§ **Required work**
Repeat exactly each line of the data provided below.

Data about app and page elements:
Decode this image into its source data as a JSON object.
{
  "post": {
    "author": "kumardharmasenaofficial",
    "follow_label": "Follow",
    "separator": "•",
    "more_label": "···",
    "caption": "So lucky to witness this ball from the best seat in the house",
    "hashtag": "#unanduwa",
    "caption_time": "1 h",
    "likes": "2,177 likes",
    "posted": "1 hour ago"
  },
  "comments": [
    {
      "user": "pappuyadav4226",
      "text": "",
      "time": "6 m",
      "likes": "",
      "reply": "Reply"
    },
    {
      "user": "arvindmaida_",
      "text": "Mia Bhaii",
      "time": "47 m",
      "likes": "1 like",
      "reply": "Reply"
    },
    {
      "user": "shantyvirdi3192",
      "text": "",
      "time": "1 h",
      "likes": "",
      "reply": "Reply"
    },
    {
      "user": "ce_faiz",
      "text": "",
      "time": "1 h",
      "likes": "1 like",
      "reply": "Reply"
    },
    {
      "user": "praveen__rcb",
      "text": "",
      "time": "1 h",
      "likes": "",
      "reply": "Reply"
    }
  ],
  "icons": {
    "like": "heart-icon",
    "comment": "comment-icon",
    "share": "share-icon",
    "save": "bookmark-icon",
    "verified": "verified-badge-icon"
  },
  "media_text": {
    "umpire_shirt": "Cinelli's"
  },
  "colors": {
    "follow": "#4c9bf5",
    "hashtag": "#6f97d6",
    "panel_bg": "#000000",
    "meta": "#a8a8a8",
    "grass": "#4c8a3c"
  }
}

§ **Solution to the problem**
Decode this image into its source data as a JSON object.
{
  "post": {
    "author": "kumardharmasenaofficial",
    "follow_label": "Follow",
    "separator": "•",
    "more_label": "···",
    "caption": "So lucky to witness this ball from the best seat in the house",
    "hashtag": "#unanduwa",
    "caption_time": "1 h",
    "likes": "2,177 likes",
    "posted": "1 hour ago"
  },
  "comments": [
    {
      "user": "pappuyadav4226",
      "text": "",
      "time": "6 m",
      "likes": "",
      "reply": "Reply"
    },
    {
      "user": "arvindmaida_",
      "text": "Mia Bhaii",
      "time": "47 m",
      "likes": "1 like",
      "reply": "Reply"
    },
    {
      "user": "shantyvirdi3192",
      "text": "",
      "time": "1 h",
      "likes": "",
      "reply": "Reply"
    },
    {
      "user": "ce_faiz",
      "text": "",
      "time": "1 h",
      "likes": "1 like",
      "reply": "Reply"
    },
    {
      "user": "praveen__rcb",
      "text": "",
      "time": "1 h",
      "likes": "",
      "reply": "Reply"
    }
  ],
  "icons": {
    "like": "heart-icon",
    "comment": "comment-icon",
    "share": "share-icon",
    "save": "bookmark-icon",
    "verified": "verified-badge-icon"
  },
  "media_text": {
    "umpire_shirt": "Cinelli's"
  },
  "colors": {
    "follow": "#4c9bf5",
    "hashtag": "#6f97d6",
    "panel_bg": "#000000",
    "meta": "#a8a8a8",
    "grass": "#4c8a3c"
  }
}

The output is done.